NAV REIT is a type of NT REIT that regularly discloses its net asset valueNAV REITs per share, and conducts a continuous offering of its stock based on the NAV per share. NAV REITS also typically conduct regular share repurchases at NAV.
Most NAV REIts are also perpetual life programs. Perpetual life NAV REITs do not have a definitive liquidity date. Instead they plan to operate in perpetuity. Investors can exit through the share repurchases rather than through a liquidation or listing.
Over the past few years, perpetual life NAV REITs have raised the most capital in the non-traded REIT space. A popular example of a perpetual life NAV REIT is the Blackstone Real Estate Income Trust.
See this guide from DLA Piper to learn more about NAV REITs
Different Non-traded REIT Strategies
Non-traded REITS can follow a wide variety of different strategies. Some examples include:
- Self Storage
Key REIT Requirements
Like all REITs, a non-traded REIT has several tax advantages, but must also comply with certain requirements.
The main tax advantage is that REITs are not taxed on the entity level. Thus an investor in a REIT avoids the double taxation that typically comes with equity investment.
To maintain status as a REIT, a fund must comply with several key requirements, including:
- A REIT must invest 75% of its assets in real estate and cash, and obtain at least 75% of its gross income from real estate related sources including rent and mortgage interests. There are some subtle distinctions in what exactly constitutes real estate. For example, in 2015, a private letter ruling expanded the definition to include outdoor advertising displays.
- No more than 25% of its assets can consist of non-qualifying securities or stock in taxable REIT subsidiaries.
- It must pay 90% of its taxable income to shareholders. This requirement explains why REITs are so popular among income investors.

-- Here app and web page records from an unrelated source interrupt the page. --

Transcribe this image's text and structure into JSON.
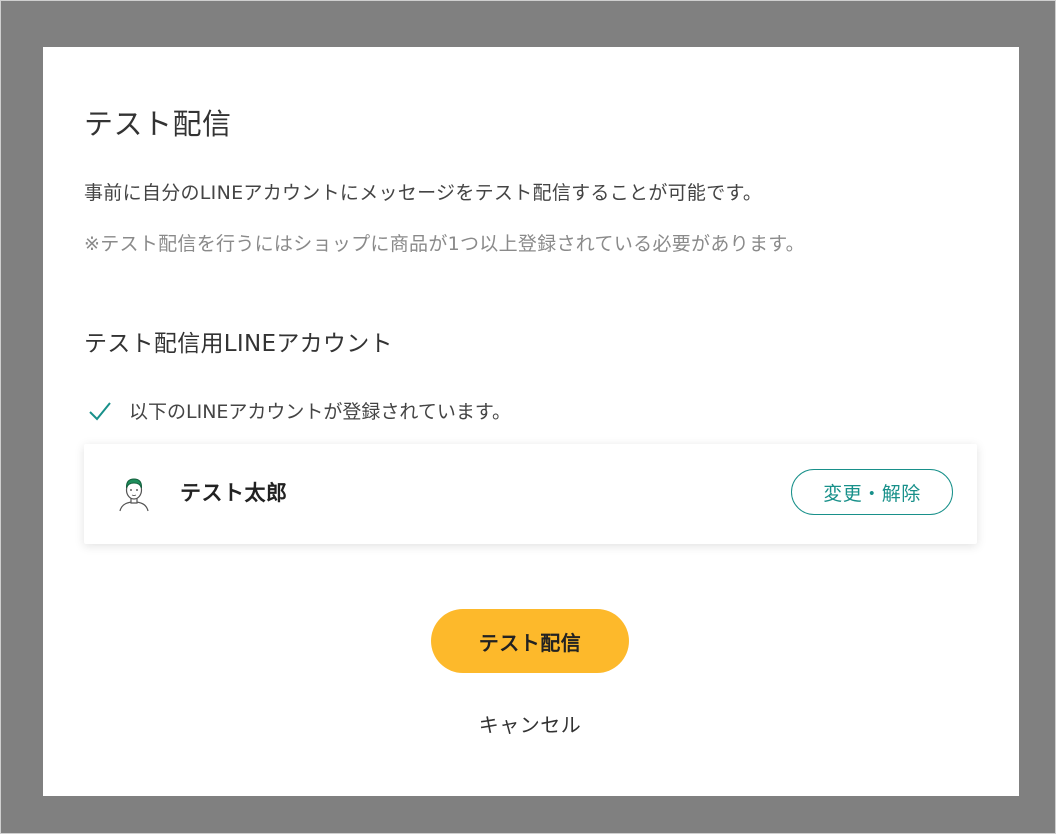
{
  "dialog": {
    "title": "テスト配信",
    "description": "事前に自分のLINEアカウントにメッセージをテスト配信することが可能です。",
    "note": "※テスト配信を行うにはショップに商品が1つ以上登録されている必要があります。"
  },
  "section": {
    "title": "テスト配信用LINEアカウント",
    "status_text": "以下のLINEアカウントが登録されています。",
    "status_icon": "check-icon"
  },
  "account": {
    "name": "テスト太郎",
    "avatar_icon": "user-avatar-icon",
    "change_label": "変更・解除"
  },
  "actions": {
    "send_label": "テスト配信",
    "cancel_label": "キャンセル"
  },
  "colors": {
    "overlay": "#808080",
    "accent_teal": "#18908a",
    "primary_yellow": "#fdb92b"
  }
}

- Have a minimum of 100 shareholders after its first year as a REIT.
- Have no more than 50 percent of its shares held by five or fewer individuals during the last half of the taxable year